In keeping with my commitment to being the last family in town to get whatever it is all the other families are buying, I held out for a long time against getting the soundtrack to Frozen.
(In case you’re wondering what other things my kids insist we’re the last family in America to get, we don’t have an Xbox, a wii, cable TV, or a football. We do have Netflix, so the kids are getting to watch the entire Little House on the Prairie series—starring the inimitable Michael Landon—from the beginning. I still cannot figure out why it is my children aren’t considered the coolest kids in their grades.)
Lilah’s kindergarten teacher was playing the soundtrack in the classroom, so the frenzy was getting stoked, regardless. Lilah was incessantly babbling about an eternal winter and telling me she got the feeling I didn’t know. Finally, I took the hint and, nudged on by the fact that Zachary’s Glee! class is performing Frozen, downloaded the soundtrack.
I was rewarded for my capitulation by glancing in the rearview mirror on Sunday and seeing them singing “Let it Go” together, although I’m pretty sure that Zachary was singing his parody, entitled “Let it Rip.” He’s nine.
It’s about twelve kinds of adorable to watch Lilah sing these songs, and fifty-seven kinds of sweet to watch Zachary actually interacting with his little sister. (Benjamin, the surly one, maintains a staunch opposition to said soundtrack being played in his presence.)
Every morning, after the boys head out to walk to school, I drive Lilah to her school with the soundtrack playing blaring and her shouting, “Stronger than a hundred men!” in the backseat. When we arrive at school, we sit in the parking lot with the engine off, finishing out whichever song we’re on. When you own the Frozen soundtrack, every moment is a Driveway Moment.
Then I take her in, and she reminds me: “Mommy, when you get in the car, can you please turn it off so that… you know…” Yes, yes, I do know. You want the soundtrack to pick up exactly where we left off when I get you in the afternoon, so I shouldn’t listen to it on the drive home.

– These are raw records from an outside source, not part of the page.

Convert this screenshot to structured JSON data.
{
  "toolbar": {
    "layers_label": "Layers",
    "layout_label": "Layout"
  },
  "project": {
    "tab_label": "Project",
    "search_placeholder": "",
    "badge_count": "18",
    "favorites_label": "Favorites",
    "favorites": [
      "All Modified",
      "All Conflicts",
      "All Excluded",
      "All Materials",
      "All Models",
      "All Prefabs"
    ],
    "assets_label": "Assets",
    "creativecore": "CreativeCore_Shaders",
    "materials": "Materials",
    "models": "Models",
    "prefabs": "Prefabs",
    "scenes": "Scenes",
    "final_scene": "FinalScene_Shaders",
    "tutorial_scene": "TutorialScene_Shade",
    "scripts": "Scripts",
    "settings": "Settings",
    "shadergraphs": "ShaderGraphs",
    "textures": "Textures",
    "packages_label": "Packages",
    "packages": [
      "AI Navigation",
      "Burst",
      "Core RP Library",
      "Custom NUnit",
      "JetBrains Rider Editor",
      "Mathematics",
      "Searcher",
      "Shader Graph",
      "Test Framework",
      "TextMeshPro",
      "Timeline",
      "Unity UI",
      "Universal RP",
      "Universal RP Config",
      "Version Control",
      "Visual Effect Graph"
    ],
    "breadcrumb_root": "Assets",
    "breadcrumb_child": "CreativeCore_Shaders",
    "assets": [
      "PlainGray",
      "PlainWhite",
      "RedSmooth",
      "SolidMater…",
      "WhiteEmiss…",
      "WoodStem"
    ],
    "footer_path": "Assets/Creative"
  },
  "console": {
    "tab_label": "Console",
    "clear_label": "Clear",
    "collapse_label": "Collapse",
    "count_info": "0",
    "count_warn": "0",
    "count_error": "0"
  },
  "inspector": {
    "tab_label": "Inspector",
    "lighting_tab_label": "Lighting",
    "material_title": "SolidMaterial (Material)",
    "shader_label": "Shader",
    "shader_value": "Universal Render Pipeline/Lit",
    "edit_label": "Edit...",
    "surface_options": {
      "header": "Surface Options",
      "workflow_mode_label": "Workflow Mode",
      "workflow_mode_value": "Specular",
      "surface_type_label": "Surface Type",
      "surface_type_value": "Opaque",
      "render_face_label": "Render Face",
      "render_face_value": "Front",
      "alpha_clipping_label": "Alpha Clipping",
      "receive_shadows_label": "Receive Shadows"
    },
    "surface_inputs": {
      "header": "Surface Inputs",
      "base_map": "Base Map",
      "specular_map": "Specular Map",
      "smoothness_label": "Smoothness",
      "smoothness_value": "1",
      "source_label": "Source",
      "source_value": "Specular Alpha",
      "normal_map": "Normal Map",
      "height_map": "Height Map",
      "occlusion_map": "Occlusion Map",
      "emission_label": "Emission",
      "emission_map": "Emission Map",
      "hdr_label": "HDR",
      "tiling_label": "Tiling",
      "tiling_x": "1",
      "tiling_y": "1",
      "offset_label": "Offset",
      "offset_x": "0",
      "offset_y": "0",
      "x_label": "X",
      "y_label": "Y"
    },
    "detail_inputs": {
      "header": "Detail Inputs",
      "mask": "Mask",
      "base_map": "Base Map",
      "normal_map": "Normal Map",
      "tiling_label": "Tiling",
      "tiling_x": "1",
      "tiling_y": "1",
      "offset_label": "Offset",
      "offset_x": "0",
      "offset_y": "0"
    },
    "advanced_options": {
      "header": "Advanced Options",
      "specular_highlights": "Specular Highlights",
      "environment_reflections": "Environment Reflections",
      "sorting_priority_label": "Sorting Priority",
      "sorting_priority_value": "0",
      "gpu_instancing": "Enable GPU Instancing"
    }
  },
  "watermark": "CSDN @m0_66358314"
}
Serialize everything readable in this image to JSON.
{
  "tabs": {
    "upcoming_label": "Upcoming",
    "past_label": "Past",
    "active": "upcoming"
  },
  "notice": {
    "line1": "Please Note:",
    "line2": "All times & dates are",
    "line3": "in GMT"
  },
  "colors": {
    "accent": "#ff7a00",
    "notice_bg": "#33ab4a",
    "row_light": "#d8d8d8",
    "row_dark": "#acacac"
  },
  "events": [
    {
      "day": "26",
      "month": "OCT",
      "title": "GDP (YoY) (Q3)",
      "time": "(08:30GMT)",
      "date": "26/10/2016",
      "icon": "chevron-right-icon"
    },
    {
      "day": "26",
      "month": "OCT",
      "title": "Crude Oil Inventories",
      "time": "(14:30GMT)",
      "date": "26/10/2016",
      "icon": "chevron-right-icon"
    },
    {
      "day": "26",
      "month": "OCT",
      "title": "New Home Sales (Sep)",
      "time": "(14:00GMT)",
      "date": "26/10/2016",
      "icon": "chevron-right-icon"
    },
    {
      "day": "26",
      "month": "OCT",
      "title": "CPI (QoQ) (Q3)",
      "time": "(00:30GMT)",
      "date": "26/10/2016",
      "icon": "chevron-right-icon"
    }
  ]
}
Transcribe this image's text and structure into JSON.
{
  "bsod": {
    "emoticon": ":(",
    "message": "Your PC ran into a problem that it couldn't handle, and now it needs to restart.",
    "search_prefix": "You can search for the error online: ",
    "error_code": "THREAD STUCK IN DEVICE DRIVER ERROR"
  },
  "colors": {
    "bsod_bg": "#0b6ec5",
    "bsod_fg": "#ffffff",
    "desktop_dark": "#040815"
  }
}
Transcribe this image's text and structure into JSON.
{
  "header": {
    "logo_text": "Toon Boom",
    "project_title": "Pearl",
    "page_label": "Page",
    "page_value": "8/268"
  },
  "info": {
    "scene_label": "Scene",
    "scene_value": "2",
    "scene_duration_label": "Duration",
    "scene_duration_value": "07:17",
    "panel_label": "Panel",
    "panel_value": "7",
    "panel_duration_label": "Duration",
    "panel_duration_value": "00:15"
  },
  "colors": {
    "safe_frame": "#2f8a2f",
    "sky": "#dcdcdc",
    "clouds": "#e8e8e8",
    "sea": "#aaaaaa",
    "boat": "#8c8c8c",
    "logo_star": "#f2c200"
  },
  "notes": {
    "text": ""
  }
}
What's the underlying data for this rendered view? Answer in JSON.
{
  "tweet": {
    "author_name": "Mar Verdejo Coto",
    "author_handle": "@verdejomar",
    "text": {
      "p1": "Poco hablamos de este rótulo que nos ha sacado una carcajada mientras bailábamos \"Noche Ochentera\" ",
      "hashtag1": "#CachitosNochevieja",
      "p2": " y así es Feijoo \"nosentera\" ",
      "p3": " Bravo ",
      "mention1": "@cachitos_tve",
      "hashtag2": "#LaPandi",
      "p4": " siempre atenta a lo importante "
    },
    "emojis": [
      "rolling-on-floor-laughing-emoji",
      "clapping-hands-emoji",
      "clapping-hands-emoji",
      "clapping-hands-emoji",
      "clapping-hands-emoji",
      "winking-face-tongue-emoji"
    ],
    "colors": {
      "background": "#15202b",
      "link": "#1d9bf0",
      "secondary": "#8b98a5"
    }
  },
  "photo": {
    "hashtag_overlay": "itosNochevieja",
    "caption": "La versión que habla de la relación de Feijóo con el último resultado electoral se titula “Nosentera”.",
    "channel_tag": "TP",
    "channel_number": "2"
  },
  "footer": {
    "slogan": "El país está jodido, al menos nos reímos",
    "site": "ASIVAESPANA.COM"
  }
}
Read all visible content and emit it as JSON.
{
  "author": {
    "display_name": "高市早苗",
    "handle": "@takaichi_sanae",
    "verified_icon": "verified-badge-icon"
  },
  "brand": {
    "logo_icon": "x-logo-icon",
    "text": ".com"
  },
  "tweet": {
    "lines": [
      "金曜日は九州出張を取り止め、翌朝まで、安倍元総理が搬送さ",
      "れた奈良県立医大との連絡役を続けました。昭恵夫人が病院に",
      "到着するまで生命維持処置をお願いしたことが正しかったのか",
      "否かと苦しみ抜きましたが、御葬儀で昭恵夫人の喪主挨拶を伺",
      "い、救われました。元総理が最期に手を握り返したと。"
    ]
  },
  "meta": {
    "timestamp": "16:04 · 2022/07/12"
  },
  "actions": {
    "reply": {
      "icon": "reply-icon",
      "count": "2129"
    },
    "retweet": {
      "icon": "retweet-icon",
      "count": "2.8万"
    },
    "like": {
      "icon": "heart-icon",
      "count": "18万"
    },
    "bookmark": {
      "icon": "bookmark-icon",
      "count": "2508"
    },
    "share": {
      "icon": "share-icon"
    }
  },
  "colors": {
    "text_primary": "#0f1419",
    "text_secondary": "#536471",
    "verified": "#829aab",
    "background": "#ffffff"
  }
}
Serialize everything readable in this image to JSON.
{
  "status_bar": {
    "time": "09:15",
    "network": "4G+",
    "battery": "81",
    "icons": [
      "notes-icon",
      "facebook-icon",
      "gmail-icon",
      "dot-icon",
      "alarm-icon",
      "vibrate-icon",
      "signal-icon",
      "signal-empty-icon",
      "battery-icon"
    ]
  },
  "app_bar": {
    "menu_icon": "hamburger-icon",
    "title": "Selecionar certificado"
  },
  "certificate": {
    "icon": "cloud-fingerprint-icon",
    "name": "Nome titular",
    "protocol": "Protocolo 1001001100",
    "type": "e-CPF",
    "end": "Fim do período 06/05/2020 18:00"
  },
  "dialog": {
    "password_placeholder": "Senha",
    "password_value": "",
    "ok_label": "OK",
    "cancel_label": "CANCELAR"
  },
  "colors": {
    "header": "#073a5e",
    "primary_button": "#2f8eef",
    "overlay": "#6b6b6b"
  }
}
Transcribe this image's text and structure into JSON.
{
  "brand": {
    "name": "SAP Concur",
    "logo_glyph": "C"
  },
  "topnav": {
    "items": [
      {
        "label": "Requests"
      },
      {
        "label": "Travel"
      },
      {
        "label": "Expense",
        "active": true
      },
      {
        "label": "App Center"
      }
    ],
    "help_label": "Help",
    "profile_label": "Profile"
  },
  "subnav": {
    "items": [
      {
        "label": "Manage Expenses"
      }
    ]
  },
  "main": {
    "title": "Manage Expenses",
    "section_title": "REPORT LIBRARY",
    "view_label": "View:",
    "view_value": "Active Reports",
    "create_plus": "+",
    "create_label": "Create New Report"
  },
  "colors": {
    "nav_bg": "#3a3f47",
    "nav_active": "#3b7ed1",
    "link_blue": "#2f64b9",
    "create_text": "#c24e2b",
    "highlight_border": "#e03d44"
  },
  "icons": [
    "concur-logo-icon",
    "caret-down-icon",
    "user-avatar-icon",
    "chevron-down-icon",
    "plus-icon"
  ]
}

Because after getting three kids ready for school and listening to you sing about how love is an open door, what I really want to do is get back in the car and listen to the Frozen soundtrack all by myself.